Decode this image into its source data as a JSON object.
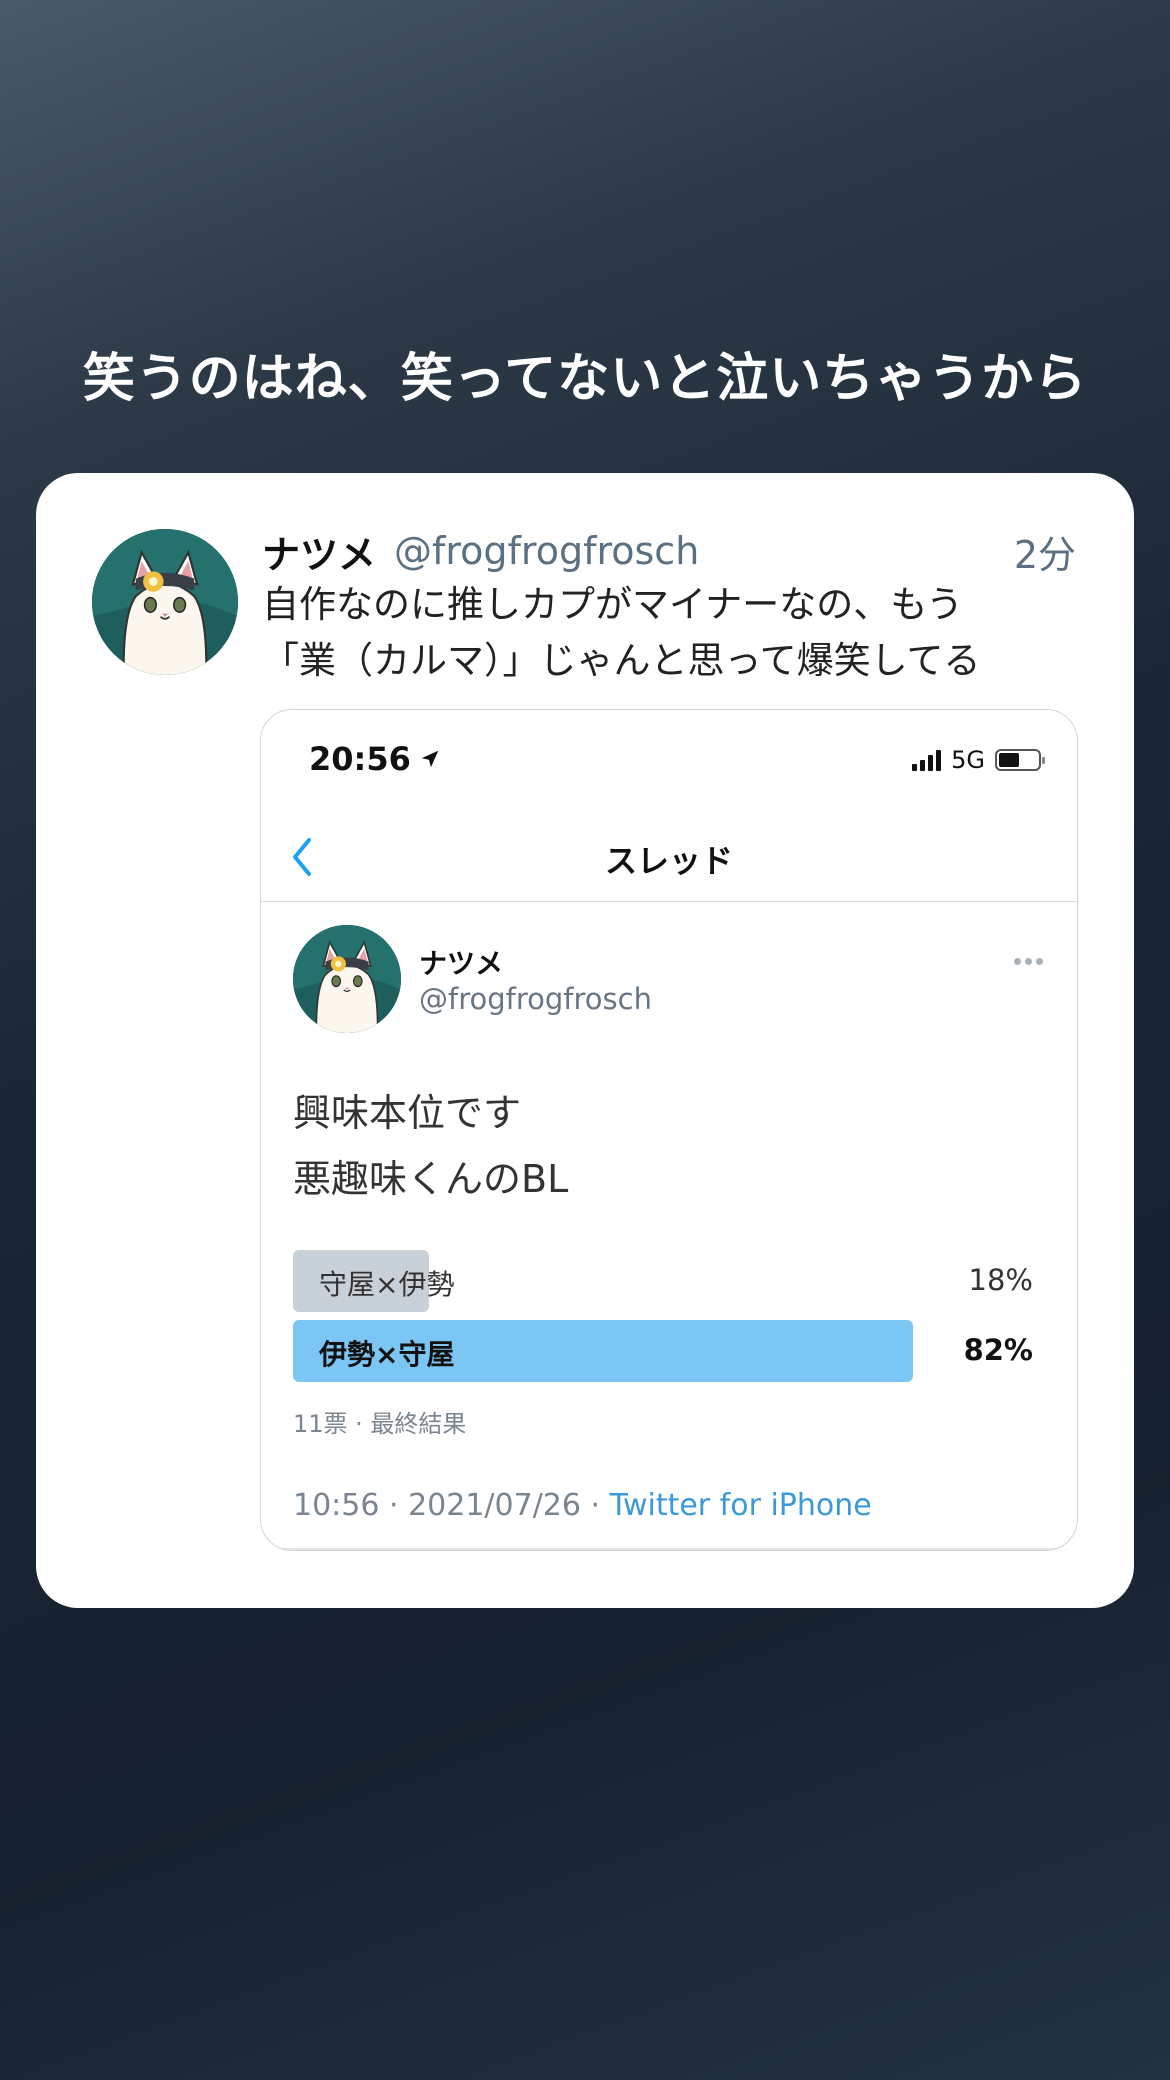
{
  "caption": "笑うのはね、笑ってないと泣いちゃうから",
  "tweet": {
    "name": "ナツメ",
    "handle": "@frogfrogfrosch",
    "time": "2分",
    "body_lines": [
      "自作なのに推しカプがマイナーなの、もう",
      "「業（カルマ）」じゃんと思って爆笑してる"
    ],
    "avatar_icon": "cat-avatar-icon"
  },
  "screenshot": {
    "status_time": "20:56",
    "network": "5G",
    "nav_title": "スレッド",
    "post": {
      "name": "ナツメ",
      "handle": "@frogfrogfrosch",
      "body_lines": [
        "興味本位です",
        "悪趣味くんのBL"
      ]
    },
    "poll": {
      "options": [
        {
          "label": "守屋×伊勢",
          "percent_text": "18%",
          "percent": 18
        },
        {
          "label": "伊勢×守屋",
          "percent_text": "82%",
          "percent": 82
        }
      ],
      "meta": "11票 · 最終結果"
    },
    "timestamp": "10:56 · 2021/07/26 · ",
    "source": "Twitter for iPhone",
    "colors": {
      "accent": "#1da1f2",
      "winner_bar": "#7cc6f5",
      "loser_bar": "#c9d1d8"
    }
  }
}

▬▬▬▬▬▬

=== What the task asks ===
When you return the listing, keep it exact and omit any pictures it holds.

=== Answer space ===
Decode this image into its source data as a JSON object.
{
  "caption": "笑うのはね、笑ってないと泣いちゃうから",
  "tweet": {
    "name": "ナツメ",
    "handle": "@frogfrogfrosch",
    "time": "2分",
    "body_lines": [
      "自作なのに推しカプがマイナーなの、もう",
      "「業（カルマ）」じゃんと思って爆笑してる"
    ],
    "avatar_icon": "cat-avatar-icon"
  },
  "screenshot": {
    "status_time": "20:56",
    "network": "5G",
    "nav_title": "スレッド",
    "post": {
      "name": "ナツメ",
      "handle": "@frogfrogfrosch",
      "body_lines": [
        "興味本位です",
        "悪趣味くんのBL"
      ]
    },
    "poll": {
      "options": [
        {
          "label": "守屋×伊勢",
          "percent_text": "18%",
          "percent": 18
        },
        {
          "label": "伊勢×守屋",
          "percent_text": "82%",
          "percent": 82
        }
      ],
      "meta": "11票 · 最終結果"
    },
    "timestamp": "10:56 · 2021/07/26 · ",
    "source": "Twitter for iPhone",
    "colors": {
      "accent": "#1da1f2",
      "winner_bar": "#7cc6f5",
      "loser_bar": "#c9d1d8"
    }
  }
}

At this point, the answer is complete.